Now aged 83, Montreal-based Gabor Szilasi is one of Canada’s most senior as well as most admired photographers in Canada. He was recently given a 2010 Governor General’s award in visual and media arts.
A large survey-format exhibition of his work has just arrived in Kelowna as part of the National Gallery of Canada’s On Tour program. The Kelowna Art Gallery is most pleased and proud to be on the itinerary for its national tour. The show is organized by the Musée d’art de Joliette, in Quebec, and the National Gallery’s affiliate museum, the Canadian Museum of Contemporary Photography, and is curated by independent curator and photographic historian, David Harris.

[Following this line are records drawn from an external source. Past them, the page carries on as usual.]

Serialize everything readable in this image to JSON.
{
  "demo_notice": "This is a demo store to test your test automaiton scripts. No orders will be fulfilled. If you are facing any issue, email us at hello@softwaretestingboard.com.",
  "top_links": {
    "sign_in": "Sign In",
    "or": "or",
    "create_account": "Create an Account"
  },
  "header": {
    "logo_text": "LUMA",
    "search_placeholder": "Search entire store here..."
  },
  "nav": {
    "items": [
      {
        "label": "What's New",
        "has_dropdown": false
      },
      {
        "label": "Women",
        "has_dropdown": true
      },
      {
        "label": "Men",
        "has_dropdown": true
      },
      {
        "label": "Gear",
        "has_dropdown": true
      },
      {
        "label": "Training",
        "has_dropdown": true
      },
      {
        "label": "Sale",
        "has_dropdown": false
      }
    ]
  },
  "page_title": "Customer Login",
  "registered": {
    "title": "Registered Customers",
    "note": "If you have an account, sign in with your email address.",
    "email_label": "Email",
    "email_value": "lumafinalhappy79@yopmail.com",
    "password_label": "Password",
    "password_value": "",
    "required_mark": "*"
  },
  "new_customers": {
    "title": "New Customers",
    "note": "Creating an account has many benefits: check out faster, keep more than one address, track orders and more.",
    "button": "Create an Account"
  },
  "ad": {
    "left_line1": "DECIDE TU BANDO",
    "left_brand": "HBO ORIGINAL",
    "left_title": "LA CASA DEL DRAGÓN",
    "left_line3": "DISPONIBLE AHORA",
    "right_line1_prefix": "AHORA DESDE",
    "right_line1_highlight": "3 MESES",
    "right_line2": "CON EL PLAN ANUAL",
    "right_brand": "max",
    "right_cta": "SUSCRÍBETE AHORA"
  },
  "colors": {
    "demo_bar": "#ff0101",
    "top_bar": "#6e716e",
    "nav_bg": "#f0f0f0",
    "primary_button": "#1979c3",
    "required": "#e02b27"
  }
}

Szilasi is a master of focusing intently on something specific with his camera, such that his art transcends its initial circumstances and becomes universal. Therefore, even if residents of Kelowna have never visited nor lived in either Hungary or Quebec, they will find much to enjoy and fascinate them in this important show.
Szilasi has been working as a photographer for his entire adult life and has pursued a variety of projects and directions over the decades. One of these he terms environmental portraiture. These are works for which he visited people in their own environments, usually their homes, and took photographs of them within these contexts. In this way, a greater amount of information about the sitter is included in the work than if they were posing in a studio against a plain backdrop, for example.
In 1980 he acquired an unusual camera made by Kodak, called a Banquet camera, that has a panorama format. For his series of work with this format, Szilasi selected 15 sites in Montreal and was careful to position himself so that a building or other built structure was situated in the centre of each intriguing composition. Four of this series are in the current exhibition.
The artist’s earliest images are shot in Hungary in the 1950s before he left in 1957 and came to Canada. He proceeded to document a changing way of life in several regions of rural Quebec in the 1970s, as well as producing many street views and images of buildings in Montreal through the same period. These works are now weighted with the freight of history, but still speak to audiences of this century of unchanging human emotions and values.
The exhibition is accompanied by a major publication on the artist’s work, with texts by Harris, the guest curator of the show. In reading this we gain further insight into Szilasi’s thinking, and also get a sense of his context in terms of other important photographers, both in Montreal and Canada, as well as the US and Europe.
The work will be on view at the Kelowna Art Gallery until Aug. 14.
Liz Wylie is the curator at the Kelowna Art Gallery.